TASK DIRECTIONS
Having read the records, set them all down exactly as they appear.

MATERIAL PROVIDED

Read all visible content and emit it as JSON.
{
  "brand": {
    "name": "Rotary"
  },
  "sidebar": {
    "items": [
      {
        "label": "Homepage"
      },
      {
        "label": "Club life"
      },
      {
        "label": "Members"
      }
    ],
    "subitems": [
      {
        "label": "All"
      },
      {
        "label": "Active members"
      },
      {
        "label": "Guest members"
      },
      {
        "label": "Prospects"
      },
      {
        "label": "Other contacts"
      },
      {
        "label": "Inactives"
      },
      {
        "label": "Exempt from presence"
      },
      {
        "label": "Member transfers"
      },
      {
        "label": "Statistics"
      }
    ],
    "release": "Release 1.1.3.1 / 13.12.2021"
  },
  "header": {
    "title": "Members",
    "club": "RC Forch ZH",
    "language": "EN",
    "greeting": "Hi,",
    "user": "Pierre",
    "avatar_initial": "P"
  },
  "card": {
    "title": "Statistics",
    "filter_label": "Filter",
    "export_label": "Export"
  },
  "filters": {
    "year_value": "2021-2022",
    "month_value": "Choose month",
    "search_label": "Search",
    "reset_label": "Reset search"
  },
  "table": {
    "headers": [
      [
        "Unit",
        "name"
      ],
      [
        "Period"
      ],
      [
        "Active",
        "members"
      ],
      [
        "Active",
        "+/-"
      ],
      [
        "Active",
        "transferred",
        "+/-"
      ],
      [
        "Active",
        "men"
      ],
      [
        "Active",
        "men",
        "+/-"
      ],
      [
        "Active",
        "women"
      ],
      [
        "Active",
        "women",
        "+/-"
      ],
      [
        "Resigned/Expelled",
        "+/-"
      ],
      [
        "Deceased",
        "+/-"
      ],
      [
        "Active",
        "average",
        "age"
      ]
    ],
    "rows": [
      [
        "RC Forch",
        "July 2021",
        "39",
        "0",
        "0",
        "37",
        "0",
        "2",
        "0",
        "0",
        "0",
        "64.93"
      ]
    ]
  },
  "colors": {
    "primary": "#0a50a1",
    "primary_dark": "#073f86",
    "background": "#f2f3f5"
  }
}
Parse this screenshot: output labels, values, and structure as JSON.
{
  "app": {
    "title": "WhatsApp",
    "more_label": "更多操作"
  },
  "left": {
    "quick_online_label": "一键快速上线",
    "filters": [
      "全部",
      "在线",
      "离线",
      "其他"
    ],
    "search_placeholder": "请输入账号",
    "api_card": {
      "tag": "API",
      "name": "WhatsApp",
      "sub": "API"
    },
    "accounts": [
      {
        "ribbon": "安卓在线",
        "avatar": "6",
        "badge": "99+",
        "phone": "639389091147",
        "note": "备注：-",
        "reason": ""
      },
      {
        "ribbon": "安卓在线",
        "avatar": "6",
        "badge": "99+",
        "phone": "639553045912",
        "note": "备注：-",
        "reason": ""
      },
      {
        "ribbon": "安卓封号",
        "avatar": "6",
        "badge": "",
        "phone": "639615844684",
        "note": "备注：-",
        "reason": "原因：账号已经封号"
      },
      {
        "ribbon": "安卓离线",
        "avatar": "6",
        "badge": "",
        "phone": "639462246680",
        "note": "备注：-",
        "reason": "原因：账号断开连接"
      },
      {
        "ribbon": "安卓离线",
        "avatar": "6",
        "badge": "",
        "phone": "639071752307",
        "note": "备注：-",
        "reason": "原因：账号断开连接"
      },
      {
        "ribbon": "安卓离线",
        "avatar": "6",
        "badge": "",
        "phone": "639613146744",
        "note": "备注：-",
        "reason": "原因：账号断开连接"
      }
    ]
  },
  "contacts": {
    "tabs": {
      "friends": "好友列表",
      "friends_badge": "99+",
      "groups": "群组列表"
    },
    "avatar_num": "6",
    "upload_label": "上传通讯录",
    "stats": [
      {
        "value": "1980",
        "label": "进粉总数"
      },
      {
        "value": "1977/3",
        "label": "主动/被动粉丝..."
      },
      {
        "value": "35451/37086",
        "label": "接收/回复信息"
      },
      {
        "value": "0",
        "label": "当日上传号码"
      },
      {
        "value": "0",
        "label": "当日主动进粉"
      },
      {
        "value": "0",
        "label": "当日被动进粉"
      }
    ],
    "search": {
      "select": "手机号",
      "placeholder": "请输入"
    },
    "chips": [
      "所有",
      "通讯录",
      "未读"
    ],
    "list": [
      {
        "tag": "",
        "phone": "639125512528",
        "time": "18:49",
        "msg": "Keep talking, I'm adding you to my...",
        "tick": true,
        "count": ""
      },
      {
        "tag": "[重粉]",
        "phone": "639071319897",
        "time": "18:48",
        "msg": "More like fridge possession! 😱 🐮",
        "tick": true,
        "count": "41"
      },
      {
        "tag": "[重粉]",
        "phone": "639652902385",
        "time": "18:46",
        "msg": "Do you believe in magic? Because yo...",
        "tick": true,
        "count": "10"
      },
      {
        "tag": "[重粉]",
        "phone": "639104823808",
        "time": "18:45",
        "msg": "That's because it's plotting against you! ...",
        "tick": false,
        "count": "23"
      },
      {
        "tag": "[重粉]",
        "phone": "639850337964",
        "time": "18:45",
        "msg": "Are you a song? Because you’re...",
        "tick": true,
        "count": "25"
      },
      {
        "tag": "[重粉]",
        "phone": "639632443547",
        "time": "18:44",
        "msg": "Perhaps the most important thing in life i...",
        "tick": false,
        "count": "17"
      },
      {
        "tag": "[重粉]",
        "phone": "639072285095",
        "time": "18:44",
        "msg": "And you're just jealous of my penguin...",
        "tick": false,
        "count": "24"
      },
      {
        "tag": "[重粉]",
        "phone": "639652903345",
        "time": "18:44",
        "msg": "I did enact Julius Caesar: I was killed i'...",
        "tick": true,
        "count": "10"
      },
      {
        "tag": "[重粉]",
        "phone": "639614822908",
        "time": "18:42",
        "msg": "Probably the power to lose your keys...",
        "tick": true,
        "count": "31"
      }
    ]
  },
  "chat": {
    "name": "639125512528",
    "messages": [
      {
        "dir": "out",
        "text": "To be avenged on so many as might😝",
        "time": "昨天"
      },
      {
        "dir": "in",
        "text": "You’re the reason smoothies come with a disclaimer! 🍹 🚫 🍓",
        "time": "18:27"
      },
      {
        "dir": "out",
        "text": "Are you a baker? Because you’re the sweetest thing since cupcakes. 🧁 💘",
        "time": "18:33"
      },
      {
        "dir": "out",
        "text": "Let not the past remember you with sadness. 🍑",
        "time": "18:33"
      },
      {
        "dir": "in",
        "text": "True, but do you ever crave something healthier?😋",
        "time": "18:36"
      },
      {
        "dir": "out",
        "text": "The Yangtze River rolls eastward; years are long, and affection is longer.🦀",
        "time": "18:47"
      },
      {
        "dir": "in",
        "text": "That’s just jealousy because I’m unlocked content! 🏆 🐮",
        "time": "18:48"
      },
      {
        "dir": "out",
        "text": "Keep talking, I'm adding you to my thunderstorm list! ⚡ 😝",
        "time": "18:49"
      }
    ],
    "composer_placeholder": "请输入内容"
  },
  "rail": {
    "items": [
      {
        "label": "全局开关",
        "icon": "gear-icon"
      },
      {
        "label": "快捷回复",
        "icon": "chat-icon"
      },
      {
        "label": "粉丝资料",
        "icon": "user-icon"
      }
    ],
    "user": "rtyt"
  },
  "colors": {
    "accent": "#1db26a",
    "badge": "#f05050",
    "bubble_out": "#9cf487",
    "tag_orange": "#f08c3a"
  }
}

ANSWER SPACE
Read all visible content and emit it as JSON.
{
  "brand": {
    "name": "Rotary"
  },
  "sidebar": {
    "items": [
      {
        "label": "Homepage"
      },
      {
        "label": "Club life"
      },
      {
        "label": "Members"
      }
    ],
    "subitems": [
      {
        "label": "All"
      },
      {
        "label": "Active members"
      },
      {
        "label": "Guest members"
      },
      {
        "label": "Prospects"
      },
      {
        "label": "Other contacts"
      },
      {
        "label": "Inactives"
      },
      {
        "label": "Exempt from presence"
      },
      {
        "label": "Member transfers"
      },
      {
        "label": "Statistics"
      }
    ],
    "release": "Release 1.1.3.1 / 13.12.2021"
  },
  "header": {
    "title": "Members",
    "club": "RC Forch ZH",
    "language": "EN",
    "greeting": "Hi,",
    "user": "Pierre",
    "avatar_initial": "P"
  },
  "card": {
    "title": "Statistics",
    "filter_label": "Filter",
    "export_label": "Export"
  },
  "filters": {
    "year_value": "2021-2022",
    "month_value": "Choose month",
    "search_label": "Search",
    "reset_label": "Reset search"
  },
  "table": {
    "headers": [
      [
        "Unit",
        "name"
      ],
      [
        "Period"
      ],
      [
        "Active",
        "members"
      ],
      [
        "Active",
        "+/-"
      ],
      [
        "Active",
        "transferred",
        "+/-"
      ],
      [
        "Active",
        "men"
      ],
      [
        "Active",
        "men",
        "+/-"
      ],
      [
        "Active",
        "women"
      ],
      [
        "Active",
        "women",
        "+/-"
      ],
      [
        "Resigned/Expelled",
        "+/-"
      ],
      [
        "Deceased",
        "+/-"
      ],
      [
        "Active",
        "average",
        "age"
      ]
    ],
    "rows": [
      [
        "RC Forch",
        "July 2021",
        "39",
        "0",
        "0",
        "37",
        "0",
        "2",
        "0",
        "0",
        "0",
        "64.93"
      ]
    ]
  },
  "colors": {
    "primary": "#0a50a1",
    "primary_dark": "#073f86",
    "background": "#f2f3f5"
  }
}
Parse this screenshot: output labels, values, and structure as JSON.
{
  "app": {
    "title": "WhatsApp",
    "more_label": "更多操作"
  },
  "left": {
    "quick_online_label": "一键快速上线",
    "filters": [
      "全部",
      "在线",
      "离线",
      "其他"
    ],
    "search_placeholder": "请输入账号",
    "api_card": {
      "tag": "API",
      "name": "WhatsApp",
      "sub": "API"
    },
    "accounts": [
      {
        "ribbon": "安卓在线",
        "avatar": "6",
        "badge": "99+",
        "phone": "639389091147",
        "note": "备注：-",
        "reason": ""
      },
      {
        "ribbon": "安卓在线",
        "avatar": "6",
        "badge": "99+",
        "phone": "639553045912",
        "note": "备注：-",
        "reason": ""
      },
      {
        "ribbon": "安卓封号",
        "avatar": "6",
        "badge": "",
        "phone": "639615844684",
        "note": "备注：-",
        "reason": "原因：账号已经封号"
      },
      {
        "ribbon": "安卓离线",
        "avatar": "6",
        "badge": "",
        "phone": "639462246680",
        "note": "备注：-",
        "reason": "原因：账号断开连接"
      },
      {
        "ribbon": "安卓离线",
        "avatar": "6",
        "badge": "",
        "phone": "639071752307",
        "note": "备注：-",
        "reason": "原因：账号断开连接"
      },
      {
        "ribbon": "安卓离线",
        "avatar": "6",
        "badge": "",
        "phone": "639613146744",
        "note": "备注：-",
        "reason": "原因：账号断开连接"
      }
    ]
  },
  "contacts": {
    "tabs": {
      "friends": "好友列表",
      "friends_badge": "99+",
      "groups": "群组列表"
    },
    "avatar_num": "6",
    "upload_label": "上传通讯录",
    "stats": [
      {
        "value": "1980",
        "label": "进粉总数"
      },
      {
        "value": "1977/3",
        "label": "主动/被动粉丝..."
      },
      {
        "value": "35451/37086",
        "label": "接收/回复信息"
      },
      {
        "value": "0",
        "label": "当日上传号码"
      },
      {
        "value": "0",
        "label": "当日主动进粉"
      },
      {
        "value": "0",
        "label": "当日被动进粉"
      }
    ],
    "search": {
      "select": "手机号",
      "placeholder": "请输入"
    },
    "chips": [
      "所有",
      "通讯录",
      "未读"
    ],
    "list": [
      {
        "tag": "",
        "phone": "639125512528",
        "time": "18:49",
        "msg": "Keep talking, I'm adding you to my...",
        "tick": true,
        "count": ""
      },
      {
        "tag": "[重粉]",
        "phone": "639071319897",
        "time": "18:48",
        "msg": "More like fridge possession! 😱 🐮",
        "tick": true,
        "count": "41"
      },
      {
        "tag": "[重粉]",
        "phone": "639652902385",
        "time": "18:46",
        "msg": "Do you believe in magic? Because yo...",
        "tick": true,
        "count": "10"
      },
      {
        "tag": "[重粉]",
        "phone": "639104823808",
        "time": "18:45",
        "msg": "That's because it's plotting against you! ...",
        "tick": false,
        "count": "23"
      },
      {
        "tag": "[重粉]",
        "phone": "639850337964",
        "time": "18:45",
        "msg": "Are you a song? Because you’re...",
        "tick": true,
        "count": "25"
      },
      {
        "tag": "[重粉]",
        "phone": "639632443547",
        "time": "18:44",
        "msg": "Perhaps the most important thing in life i...",
        "tick": false,
        "count": "17"
      },
      {
        "tag": "[重粉]",
        "phone": "639072285095",
        "time": "18:44",
        "msg": "And you're just jealous of my penguin...",
        "tick": false,
        "count": "24"
      },
      {
        "tag": "[重粉]",
        "phone": "639652903345",
        "time": "18:44",
        "msg": "I did enact Julius Caesar: I was killed i'...",
        "tick": true,
        "count": "10"
      },
      {
        "tag": "[重粉]",
        "phone": "639614822908",
        "time": "18:42",
        "msg": "Probably the power to lose your keys...",
        "tick": true,
        "count": "31"
      }
    ]
  },
  "chat": {
    "name": "639125512528",
    "messages": [
      {
        "dir": "out",
        "text": "To be avenged on so many as might😝",
        "time": "昨天"
      },
      {
        "dir": "in",
        "text": "You’re the reason smoothies come with a disclaimer! 🍹 🚫 🍓",
        "time": "18:27"
      },
      {
        "dir": "out",
        "text": "Are you a baker? Because you’re the sweetest thing since cupcakes. 🧁 💘",
        "time": "18:33"
      },
      {
        "dir": "out",
        "text": "Let not the past remember you with sadness. 🍑",
        "time": "18:33"
      },
      {
        "dir": "in",
        "text": "True, but do you ever crave something healthier?😋",
        "time": "18:36"
      },
      {
        "dir": "out",
        "text": "The Yangtze River rolls eastward; years are long, and affection is longer.🦀",
        "time": "18:47"
      },
      {
        "dir": "in",
        "text": "That’s just jealousy because I’m unlocked content! 🏆 🐮",
        "time": "18:48"
      },
      {
        "dir": "out",
        "text": "Keep talking, I'm adding you to my thunderstorm list! ⚡ 😝",
        "time": "18:49"
      }
    ],
    "composer_placeholder": "请输入内容"
  },
  "rail": {
    "items": [
      {
        "label": "全局开关",
        "icon": "gear-icon"
      },
      {
        "label": "快捷回复",
        "icon": "chat-icon"
      },
      {
        "label": "粉丝资料",
        "icon": "user-icon"
      }
    ],
    "user": "rtyt"
  },
  "colors": {
    "accent": "#1db26a",
    "badge": "#f05050",
    "bubble_out": "#9cf487",
    "tag_orange": "#f08c3a"
  }
}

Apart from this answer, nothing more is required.